• Task instructions: Extract all lines in the data that contain the word "created".

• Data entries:

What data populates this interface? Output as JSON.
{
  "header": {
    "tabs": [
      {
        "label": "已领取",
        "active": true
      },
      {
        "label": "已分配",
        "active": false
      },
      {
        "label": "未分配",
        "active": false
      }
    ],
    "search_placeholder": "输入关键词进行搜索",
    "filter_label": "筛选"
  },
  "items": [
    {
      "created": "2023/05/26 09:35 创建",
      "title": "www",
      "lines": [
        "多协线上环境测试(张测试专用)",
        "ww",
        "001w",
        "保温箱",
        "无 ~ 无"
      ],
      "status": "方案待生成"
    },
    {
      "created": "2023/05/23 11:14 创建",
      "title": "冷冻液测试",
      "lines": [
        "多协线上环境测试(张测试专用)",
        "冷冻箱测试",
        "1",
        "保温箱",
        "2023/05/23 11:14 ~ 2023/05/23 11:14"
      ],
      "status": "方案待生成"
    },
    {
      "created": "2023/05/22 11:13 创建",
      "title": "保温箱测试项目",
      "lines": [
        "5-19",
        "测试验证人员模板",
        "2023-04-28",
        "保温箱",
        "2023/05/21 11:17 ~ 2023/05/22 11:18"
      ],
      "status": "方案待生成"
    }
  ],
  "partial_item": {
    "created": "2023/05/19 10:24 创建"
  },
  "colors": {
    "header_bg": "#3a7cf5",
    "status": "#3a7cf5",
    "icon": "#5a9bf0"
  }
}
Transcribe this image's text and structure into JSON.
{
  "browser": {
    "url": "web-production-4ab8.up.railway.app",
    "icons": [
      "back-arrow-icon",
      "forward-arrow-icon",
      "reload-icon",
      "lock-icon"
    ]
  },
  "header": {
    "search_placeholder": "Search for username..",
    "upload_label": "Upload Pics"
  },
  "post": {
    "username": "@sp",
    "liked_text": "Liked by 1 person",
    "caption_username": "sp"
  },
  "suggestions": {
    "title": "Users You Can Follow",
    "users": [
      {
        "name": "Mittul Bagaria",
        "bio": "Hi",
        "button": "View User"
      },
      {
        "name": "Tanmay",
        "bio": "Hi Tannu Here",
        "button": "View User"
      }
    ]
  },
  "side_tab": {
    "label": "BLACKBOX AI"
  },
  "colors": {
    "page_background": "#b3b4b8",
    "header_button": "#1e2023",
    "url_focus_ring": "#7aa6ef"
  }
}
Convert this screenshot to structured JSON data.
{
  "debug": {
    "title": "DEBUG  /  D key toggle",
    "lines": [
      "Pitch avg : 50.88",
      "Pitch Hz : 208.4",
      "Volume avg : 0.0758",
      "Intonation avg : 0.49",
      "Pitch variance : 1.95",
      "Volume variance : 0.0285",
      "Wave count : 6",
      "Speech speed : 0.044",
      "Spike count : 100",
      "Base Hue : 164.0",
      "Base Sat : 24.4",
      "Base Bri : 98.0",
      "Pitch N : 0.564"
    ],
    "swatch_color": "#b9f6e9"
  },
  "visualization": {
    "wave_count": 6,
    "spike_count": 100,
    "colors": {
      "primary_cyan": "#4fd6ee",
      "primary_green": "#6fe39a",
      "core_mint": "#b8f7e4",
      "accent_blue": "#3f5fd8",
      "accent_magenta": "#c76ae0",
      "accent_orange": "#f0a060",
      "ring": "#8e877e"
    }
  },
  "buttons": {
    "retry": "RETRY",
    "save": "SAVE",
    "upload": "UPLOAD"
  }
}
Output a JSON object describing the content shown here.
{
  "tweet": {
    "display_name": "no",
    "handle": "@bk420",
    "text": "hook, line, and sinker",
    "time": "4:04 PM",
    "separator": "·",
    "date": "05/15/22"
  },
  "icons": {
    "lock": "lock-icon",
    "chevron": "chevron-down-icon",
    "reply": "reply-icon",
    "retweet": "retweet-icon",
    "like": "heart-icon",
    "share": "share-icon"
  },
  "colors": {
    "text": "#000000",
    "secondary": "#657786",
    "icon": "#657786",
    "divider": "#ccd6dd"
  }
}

• Finished task:
      "created": "2023/05/26 09:35 创建",
      "created": "2023/05/23 11:14 创建",
      "created": "2023/05/22 11:13 创建",
    "created": "2023/05/19 10:24 创建"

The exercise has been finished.